By making sure you avoid such hollows, you are ensuring that the tile will better support any weight placed on it and also increase its hold in an outdoor environment or where it is frequently exposed to water.
Before you begin spreading the adhesive, it is a good idea to apply a very sparse, thin coat to the back of the tile, using a minimum of product, but just enough to create a layer that almost acts as a primer, providing additional grip.
We recommend that the adhesive is applied both to the tile and the substrate, using a notched trowel. Again, we want to emphasise that the objective is to create a uniform, compact adhesive “bed”.
Apply the adhesive using an action that spreads it from short side to short side (if working with rectangular pieces) of the back of the tile, working in one direction only. Follow that same direction when applying the adhesive to the substrate so that there is no criss-cross effect which could lead to the formation of air bubbles, as this could compromise its hold.
Then, using your hands or a rubber mallet, even out the tile so that again, any air bubbles are removed.

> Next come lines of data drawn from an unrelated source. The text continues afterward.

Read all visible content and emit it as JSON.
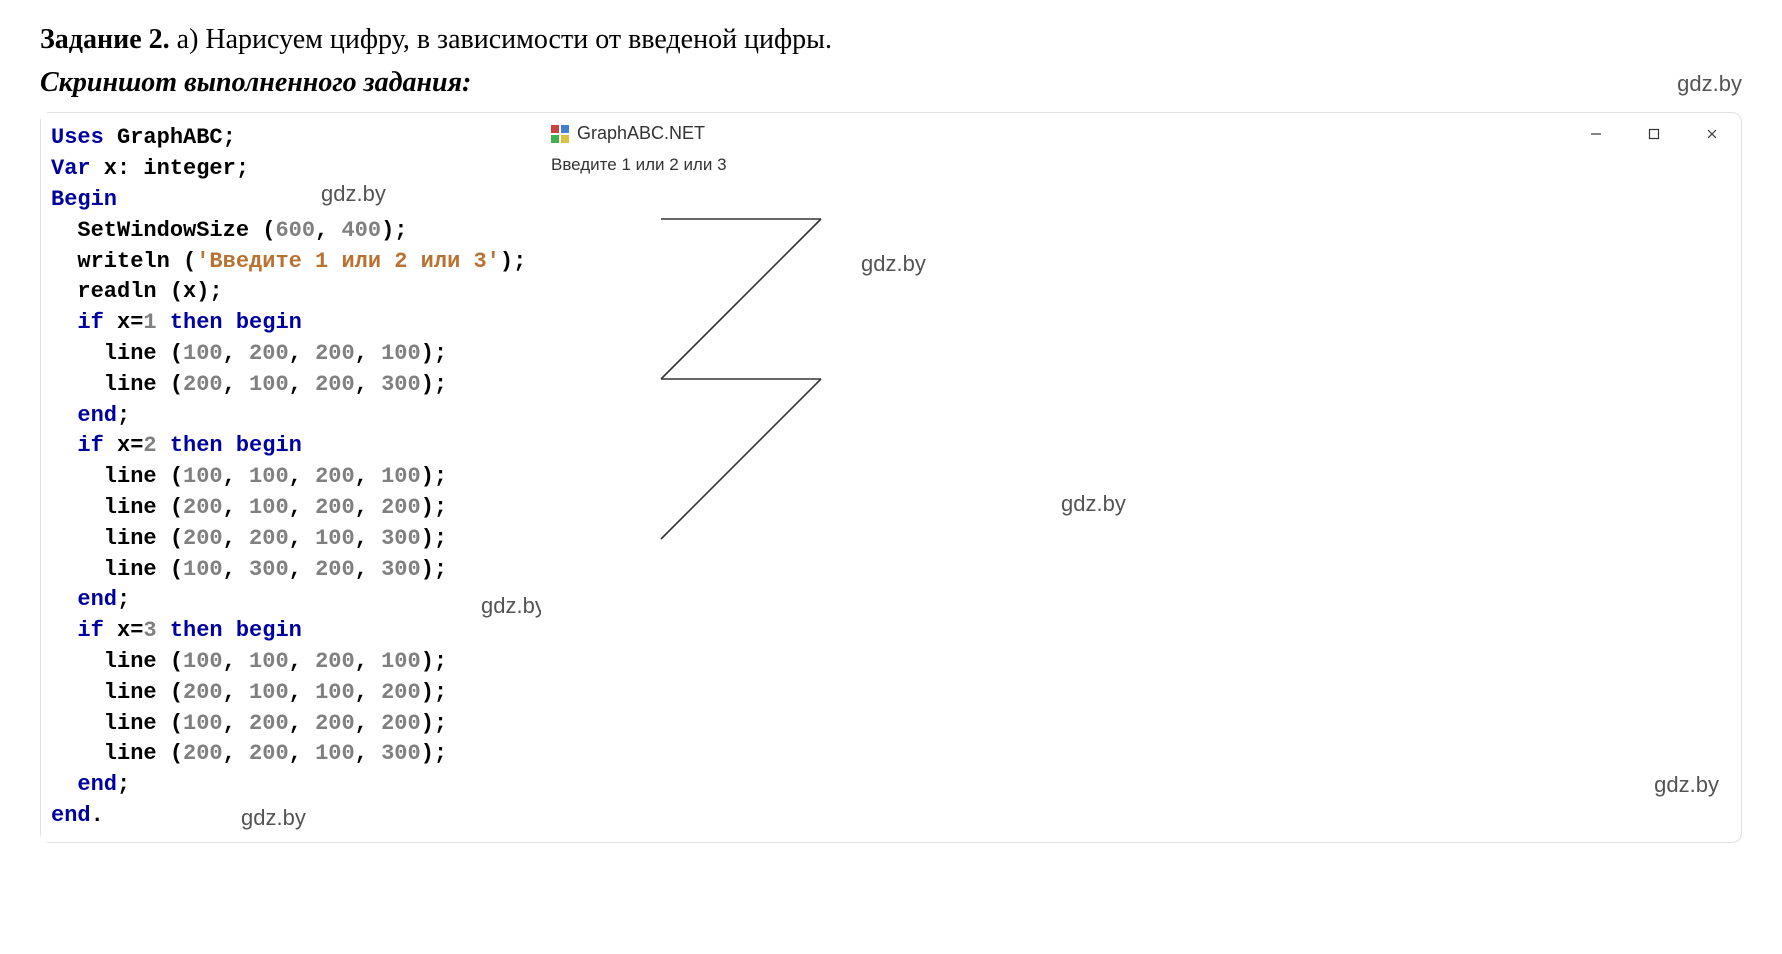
{
  "task": {
    "label": "Задание 2.",
    "letter": "а)",
    "description": "Нарисуем цифру, в зависимости от введеной цифры."
  },
  "subtitle": "Скриншот выполненного задания:",
  "watermark": "gdz.by",
  "code": {
    "lines": [
      [
        {
          "t": "Uses",
          "c": "kw"
        },
        {
          "t": " GraphABC;",
          "c": "punct"
        }
      ],
      [
        {
          "t": "Var",
          "c": "kw"
        },
        {
          "t": " x: ",
          "c": "punct"
        },
        {
          "t": "integer",
          "c": "ident"
        },
        {
          "t": ";",
          "c": "punct"
        }
      ],
      [
        {
          "t": "Begin",
          "c": "kw"
        }
      ],
      [
        {
          "t": "  SetWindowSize (",
          "c": "punct"
        },
        {
          "t": "600",
          "c": "num"
        },
        {
          "t": ", ",
          "c": "punct"
        },
        {
          "t": "400",
          "c": "num"
        },
        {
          "t": ");",
          "c": "punct"
        }
      ],
      [
        {
          "t": "  writeln (",
          "c": "punct"
        },
        {
          "t": "'Введите 1 или 2 или 3'",
          "c": "str"
        },
        {
          "t": ");",
          "c": "punct"
        }
      ],
      [
        {
          "t": "  readln (x);",
          "c": "punct"
        }
      ],
      [
        {
          "t": "  ",
          "c": "punct"
        },
        {
          "t": "if",
          "c": "kw"
        },
        {
          "t": " x=",
          "c": "punct"
        },
        {
          "t": "1",
          "c": "num"
        },
        {
          "t": " ",
          "c": "punct"
        },
        {
          "t": "then",
          "c": "kw"
        },
        {
          "t": " ",
          "c": "punct"
        },
        {
          "t": "begin",
          "c": "kw"
        }
      ],
      [
        {
          "t": "    line (",
          "c": "punct"
        },
        {
          "t": "100",
          "c": "num"
        },
        {
          "t": ", ",
          "c": "punct"
        },
        {
          "t": "200",
          "c": "num"
        },
        {
          "t": ", ",
          "c": "punct"
        },
        {
          "t": "200",
          "c": "num"
        },
        {
          "t": ", ",
          "c": "punct"
        },
        {
          "t": "100",
          "c": "num"
        },
        {
          "t": ");",
          "c": "punct"
        }
      ],
      [
        {
          "t": "    line (",
          "c": "punct"
        },
        {
          "t": "200",
          "c": "num"
        },
        {
          "t": ", ",
          "c": "punct"
        },
        {
          "t": "100",
          "c": "num"
        },
        {
          "t": ", ",
          "c": "punct"
        },
        {
          "t": "200",
          "c": "num"
        },
        {
          "t": ", ",
          "c": "punct"
        },
        {
          "t": "300",
          "c": "num"
        },
        {
          "t": ");",
          "c": "punct"
        }
      ],
      [
        {
          "t": "  ",
          "c": "punct"
        },
        {
          "t": "end",
          "c": "kw"
        },
        {
          "t": ";",
          "c": "punct"
        }
      ],
      [
        {
          "t": "  ",
          "c": "punct"
        },
        {
          "t": "if",
          "c": "kw"
        },
        {
          "t": " x=",
          "c": "punct"
        },
        {
          "t": "2",
          "c": "num"
        },
        {
          "t": " ",
          "c": "punct"
        },
        {
          "t": "then",
          "c": "kw"
        },
        {
          "t": " ",
          "c": "punct"
        },
        {
          "t": "begin",
          "c": "kw"
        }
      ],
      [
        {
          "t": "    line (",
          "c": "punct"
        },
        {
          "t": "100",
          "c": "num"
        },
        {
          "t": ", ",
          "c": "punct"
        },
        {
          "t": "100",
          "c": "num"
        },
        {
          "t": ", ",
          "c": "punct"
        },
        {
          "t": "200",
          "c": "num"
        },
        {
          "t": ", ",
          "c": "punct"
        },
        {
          "t": "100",
          "c": "num"
        },
        {
          "t": ");",
          "c": "punct"
        }
      ],
      [
        {
          "t": "    line (",
          "c": "punct"
        },
        {
          "t": "200",
          "c": "num"
        },
        {
          "t": ", ",
          "c": "punct"
        },
        {
          "t": "100",
          "c": "num"
        },
        {
          "t": ", ",
          "c": "punct"
        },
        {
          "t": "200",
          "c": "num"
        },
        {
          "t": ", ",
          "c": "punct"
        },
        {
          "t": "200",
          "c": "num"
        },
        {
          "t": ");",
          "c": "punct"
        }
      ],
      [
        {
          "t": "    line (",
          "c": "punct"
        },
        {
          "t": "200",
          "c": "num"
        },
        {
          "t": ", ",
          "c": "punct"
        },
        {
          "t": "200",
          "c": "num"
        },
        {
          "t": ", ",
          "c": "punct"
        },
        {
          "t": "100",
          "c": "num"
        },
        {
          "t": ", ",
          "c": "punct"
        },
        {
          "t": "300",
          "c": "num"
        },
        {
          "t": ");",
          "c": "punct"
        }
      ],
      [
        {
          "t": "    line (",
          "c": "punct"
        },
        {
          "t": "100",
          "c": "num"
        },
        {
          "t": ", ",
          "c": "punct"
        },
        {
          "t": "300",
          "c": "num"
        },
        {
          "t": ", ",
          "c": "punct"
        },
        {
          "t": "200",
          "c": "num"
        },
        {
          "t": ", ",
          "c": "punct"
        },
        {
          "t": "300",
          "c": "num"
        },
        {
          "t": ");",
          "c": "punct"
        }
      ],
      [
        {
          "t": "  ",
          "c": "punct"
        },
        {
          "t": "end",
          "c": "kw"
        },
        {
          "t": ";",
          "c": "punct"
        }
      ],
      [
        {
          "t": "  ",
          "c": "punct"
        },
        {
          "t": "if",
          "c": "kw"
        },
        {
          "t": " x=",
          "c": "punct"
        },
        {
          "t": "3",
          "c": "num"
        },
        {
          "t": " ",
          "c": "punct"
        },
        {
          "t": "then",
          "c": "kw"
        },
        {
          "t": " ",
          "c": "punct"
        },
        {
          "t": "begin",
          "c": "kw"
        }
      ],
      [
        {
          "t": "    line (",
          "c": "punct"
        },
        {
          "t": "100",
          "c": "num"
        },
        {
          "t": ", ",
          "c": "punct"
        },
        {
          "t": "100",
          "c": "num"
        },
        {
          "t": ", ",
          "c": "punct"
        },
        {
          "t": "200",
          "c": "num"
        },
        {
          "t": ", ",
          "c": "punct"
        },
        {
          "t": "100",
          "c": "num"
        },
        {
          "t": ");",
          "c": "punct"
        }
      ],
      [
        {
          "t": "    line (",
          "c": "punct"
        },
        {
          "t": "200",
          "c": "num"
        },
        {
          "t": ", ",
          "c": "punct"
        },
        {
          "t": "100",
          "c": "num"
        },
        {
          "t": ", ",
          "c": "punct"
        },
        {
          "t": "100",
          "c": "num"
        },
        {
          "t": ", ",
          "c": "punct"
        },
        {
          "t": "200",
          "c": "num"
        },
        {
          "t": ");",
          "c": "punct"
        }
      ],
      [
        {
          "t": "    line (",
          "c": "punct"
        },
        {
          "t": "100",
          "c": "num"
        },
        {
          "t": ", ",
          "c": "punct"
        },
        {
          "t": "200",
          "c": "num"
        },
        {
          "t": ", ",
          "c": "punct"
        },
        {
          "t": "200",
          "c": "num"
        },
        {
          "t": ", ",
          "c": "punct"
        },
        {
          "t": "200",
          "c": "num"
        },
        {
          "t": ");",
          "c": "punct"
        }
      ],
      [
        {
          "t": "    line (",
          "c": "punct"
        },
        {
          "t": "200",
          "c": "num"
        },
        {
          "t": ", ",
          "c": "punct"
        },
        {
          "t": "200",
          "c": "num"
        },
        {
          "t": ", ",
          "c": "punct"
        },
        {
          "t": "100",
          "c": "num"
        },
        {
          "t": ", ",
          "c": "punct"
        },
        {
          "t": "300",
          "c": "num"
        },
        {
          "t": ");",
          "c": "punct"
        }
      ],
      [
        {
          "t": "  ",
          "c": "punct"
        },
        {
          "t": "end",
          "c": "kw"
        },
        {
          "t": ";",
          "c": "punct"
        }
      ],
      [
        {
          "t": "end",
          "c": "kw"
        },
        {
          "t": ".",
          "c": "punct"
        }
      ]
    ]
  },
  "appWindow": {
    "title": "GraphABC.NET",
    "promptText": "Введите 1 или 2 или 3",
    "drawing": {
      "lines_for_3": [
        [
          100,
          100,
          200,
          100
        ],
        [
          200,
          100,
          100,
          200
        ],
        [
          100,
          200,
          200,
          200
        ],
        [
          200,
          200,
          100,
          300
        ]
      ]
    }
  }
}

Because Salvatori tiles are usually laid with the absolute minimum joint possible, it is particularly important that the tiles are perfectly level with each other, as you do not have thick lines of grout to help disguise any irregularity.
If you are working with a substrate in materials such as plasterboard, concrete or brick, we recommend using two-component, highly deformable, quick-setting, cement-based adhesives with extended opening time and no vertical slippage, whereas for a wooden substrate, we use a two-component polyurethane adhesive.
After working with them for many years, we are confident in recommending the Mapei range of products.